On Saturday, August 8, President Donald Trump signed four separate executive orders after congressional Democrats and Republicans were unable to come to an agreement over stimulus legislation. The executive orders have left many questions over what relief they will provide, and whether they can withstand legal scrutiny.
Payroll Tax Deferral
President Trump has directed Treasury Secretary Steven Mnuchin to defer the withholding, deposit, and payment of employee payroll taxes for some employees for the period of September 1, 2020 through December 31, 2020. The direction for a deferral only applies to employees who make less than $4,000 on a pre-tax basis during a bi-weekly pay period.
The deferral would prevent the imposition of interest and penalties, and further directs Secretary Mnuchin to explore methods, including legislation, to eliminate the obligation altogether. To accomplish this deferral, President Trump calls on Secretary Mnuchin to use the same qualified disaster authority he used to extend the income tax filing deadline from April 15th to July 15th this year.
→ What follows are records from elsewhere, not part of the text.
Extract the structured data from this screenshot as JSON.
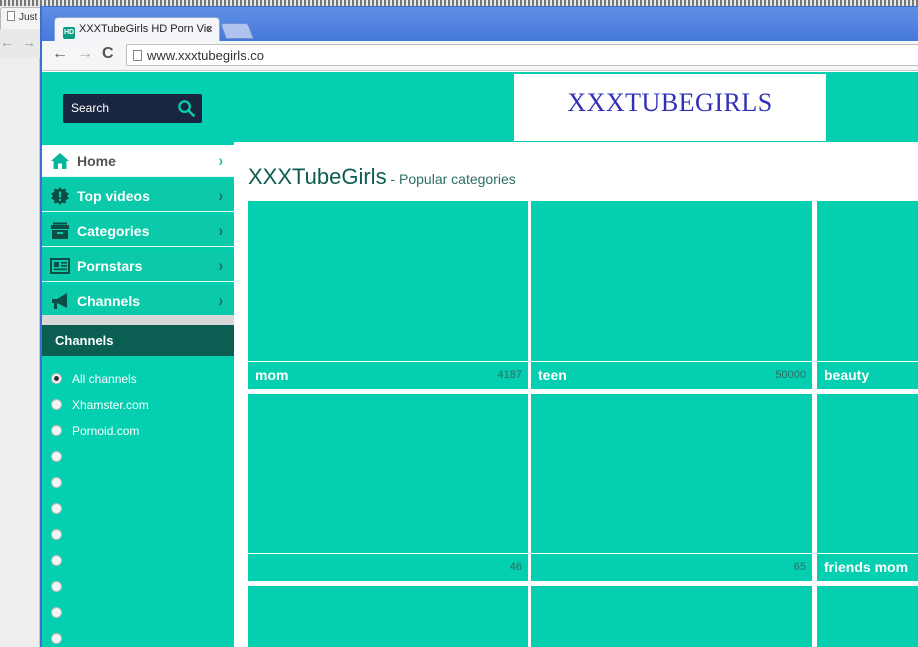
{
  "background_window": {
    "tab_title": "Just",
    "back_glyph": "←",
    "forward_glyph": "→"
  },
  "browser": {
    "tab_title": "XXXTubeGirls HD Porn Vic",
    "favicon_text": "HD",
    "close_glyph": "×",
    "back_glyph": "←",
    "forward_glyph": "→",
    "reload_glyph": "C",
    "url": "www.xxxtubegirls.co"
  },
  "header": {
    "search_label": "Search",
    "logo_text": "XXXTUBEGIRLS"
  },
  "colors": {
    "teal": "#04cfb0",
    "dark_navy": "#1a2540",
    "channels_header": "#0b5e52",
    "logo_blue": "#3030b8"
  },
  "sidebar": {
    "menu": [
      {
        "label": "Home",
        "icon": "home-icon",
        "active": true
      },
      {
        "label": "Top videos",
        "icon": "badge-icon",
        "active": false
      },
      {
        "label": "Categories",
        "icon": "box-icon",
        "active": false
      },
      {
        "label": "Pornstars",
        "icon": "id-card-icon",
        "active": false
      },
      {
        "label": "Channels",
        "icon": "megaphone-icon",
        "active": false
      }
    ],
    "chevron": "›",
    "channels_header": "Channels",
    "channels": [
      {
        "label": "All channels",
        "selected": true
      },
      {
        "label": "Xhamster.com",
        "selected": false
      },
      {
        "label": "Pornoid.com",
        "selected": false
      },
      {
        "label": "",
        "selected": false
      },
      {
        "label": "",
        "selected": false
      },
      {
        "label": "",
        "selected": false
      },
      {
        "label": "",
        "selected": false
      },
      {
        "label": "",
        "selected": false
      },
      {
        "label": "",
        "selected": false
      },
      {
        "label": "",
        "selected": false
      },
      {
        "label": "",
        "selected": false
      }
    ]
  },
  "main": {
    "site_name": "XXXTubeGirls",
    "subtitle": " - Popular categories",
    "categories": [
      {
        "name": "mom",
        "count": "4187"
      },
      {
        "name": "teen",
        "count": "50000"
      },
      {
        "name": "beauty",
        "count": ""
      },
      {
        "name": "",
        "count": "46"
      },
      {
        "name": "",
        "count": "65"
      },
      {
        "name": "friends mom",
        "count": ""
      },
      {
        "name": "",
        "count": ""
      },
      {
        "name": "",
        "count": ""
      },
      {
        "name": "",
        "count": ""
      }
    ]
  }
}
Political and legal commentators are questioning the legality of the order, and criticizing the potential long terms effects it may have on Social Security. The order may do little to provide actual relief, since many employers may hesitate to stop withholding payroll taxes that are not forgiven but simply deferred.
Student Loan Payment Deferral
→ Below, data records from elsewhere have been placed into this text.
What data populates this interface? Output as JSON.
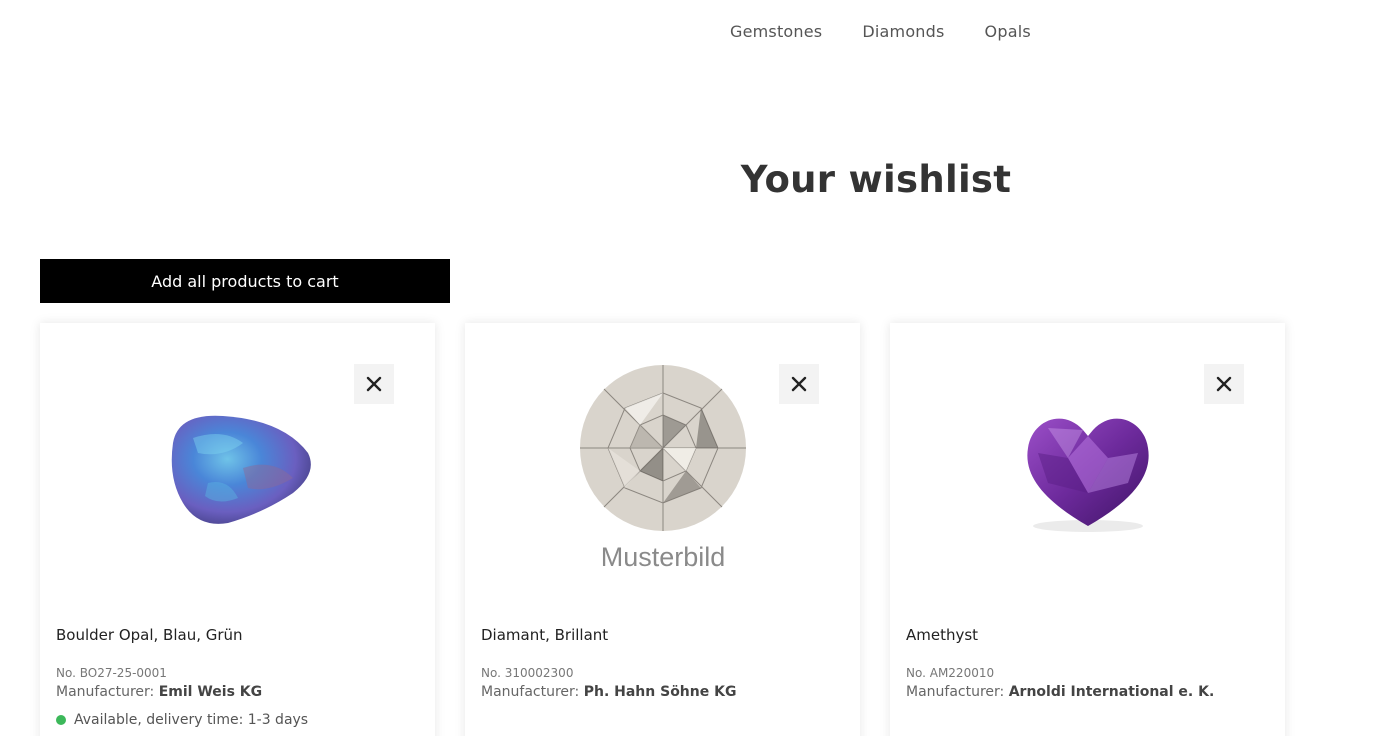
{
  "nav": {
    "items": [
      "Gemstones",
      "Diamonds",
      "Opals"
    ]
  },
  "page": {
    "title": "Your wishlist"
  },
  "actions": {
    "add_all_label": "Add all products to cart"
  },
  "products": [
    {
      "name": "Boulder Opal, Blau, Grün",
      "no": "No. BO27-25-0001",
      "manufacturer_label": "Manufacturer:",
      "manufacturer": "Emil Weis KG",
      "availability": "Available, delivery time: 1-3 days",
      "availability_color": "#3cb85a"
    },
    {
      "name": "Diamant, Brillant",
      "no": "No. 310002300",
      "manufacturer_label": "Manufacturer:",
      "manufacturer": "Ph. Hahn Söhne KG",
      "image_caption": "Musterbild"
    },
    {
      "name": "Amethyst",
      "no": "No. AM220010",
      "manufacturer_label": "Manufacturer:",
      "manufacturer": "Arnoldi International e. K."
    }
  ],
  "icons": {
    "remove": "close-icon"
  }
}
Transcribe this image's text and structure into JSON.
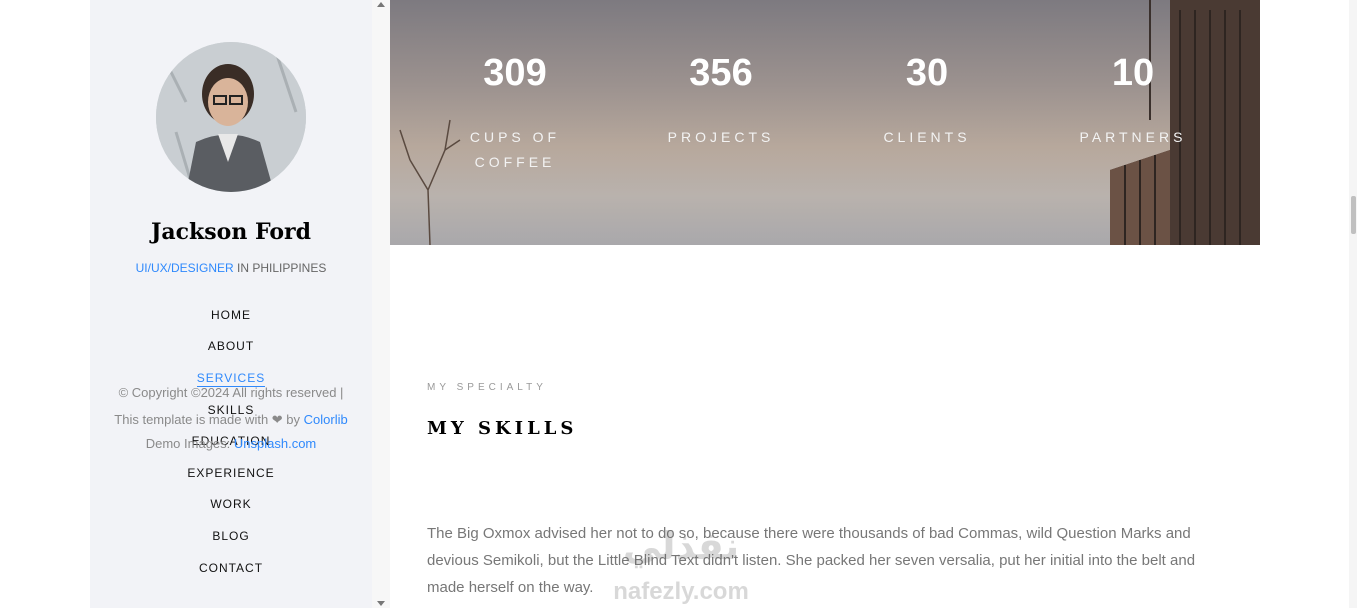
{
  "sidebar": {
    "name": "Jackson Ford",
    "role_link": "UI/UX/DESIGNER",
    "role_rest": " IN PHILIPPINES",
    "nav": [
      "HOME",
      "ABOUT",
      "SERVICES",
      "SKILLS",
      "EDUCATION",
      "EXPERIENCE",
      "WORK",
      "BLOG",
      "CONTACT"
    ],
    "active_nav": "SERVICES",
    "footer": {
      "copyright": "© Copyright ©2024 All rights reserved |",
      "made_with_prefix": "This template is made with ❤ by ",
      "made_with_link": "Colorlib",
      "demo_prefix": "Demo Images: ",
      "demo_link": "Unsplash.com"
    }
  },
  "stats": [
    {
      "number": "309",
      "label_line1": "CUPS OF",
      "label_line2": "COFFEE"
    },
    {
      "number": "356",
      "label_line1": "PROJECTS",
      "label_line2": ""
    },
    {
      "number": "30",
      "label_line1": "CLIENTS",
      "label_line2": ""
    },
    {
      "number": "10",
      "label_line1": "PARTNERS",
      "label_line2": ""
    }
  ],
  "section": {
    "subheading": "MY SPECIALTY",
    "heading": "MY SKILLS",
    "paragraph": "The Big Oxmox advised her not to do so, because there were thousands of bad Commas, wild Question Marks and devious Semikoli, but the Little Blind Text didn't listen. She packed her seven versalia, put her initial into the belt and made herself on the way."
  },
  "watermark": {
    "arabic": "نفذلي",
    "latin": "nafezly.com"
  },
  "colors": {
    "accent": "#2f89fc",
    "sidebar_bg": "#f2f3f7"
  }
}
President Trump has directed the Secretary of Education to extend the deferral of student loan payments through December 31, 2020. Previously at the beginning of the pandemic, President Trump had requested a 60-day deferral, which was later extended through September 30, 2020 by the Coronavirus Aid, Relief, and Economic Security (CARES) Act. Individuals that wish to continue making payments may still do so.
President Trump has redirected disaster relief funds in order to support lost wage payments and has called on the states to use the funds to create a new program – the “lost wages assistance program” – to provide for an additional $400 per week in unemployment payments. The additional payments would extend through December 27, 2020.
To obtain Federal funds for the increased unemployment payments, state governors must agree to a cash-sharing requirement, whereby Federal funds would cover $300 and state funds would cover the remaining $100. The executive order encourages states to identify other funds to continue the payments if and when the Disaster Relief Fund is reduced to $25 billion.
State governors are already criticizing the executive order, indicating that additional funds to pay the required contribution of $100 may not be available.
Renter and Homeowner Assistance
President Trump has indicated that his administration will minimize, to the greatest extent possible, evictions and foreclosures during the COVID-19 pandemic. To do this, President Trump has directed the Secretary of Health and Human Services and the Director of the Centers for Disease Control and Prevention to consider temporary measures to halt residential evictions which may be necessary to prevent the further spread of COVID-19. The executive order directs them to identify Federal funds that could provide financial assistance for those who are struggling to pay their monthly rent or mortgage.
The effects of this executive order are still unclear since it does not outright ban evictions, but instead instructs agency leaders to review whether a ban is necessary and identify funds that may be used.
We will continue to keep you informed as additional information becomes available and relief package negotiations continue. Please consult with your HBK advisor to determine whether and how you may be impacted by the recent executive orders.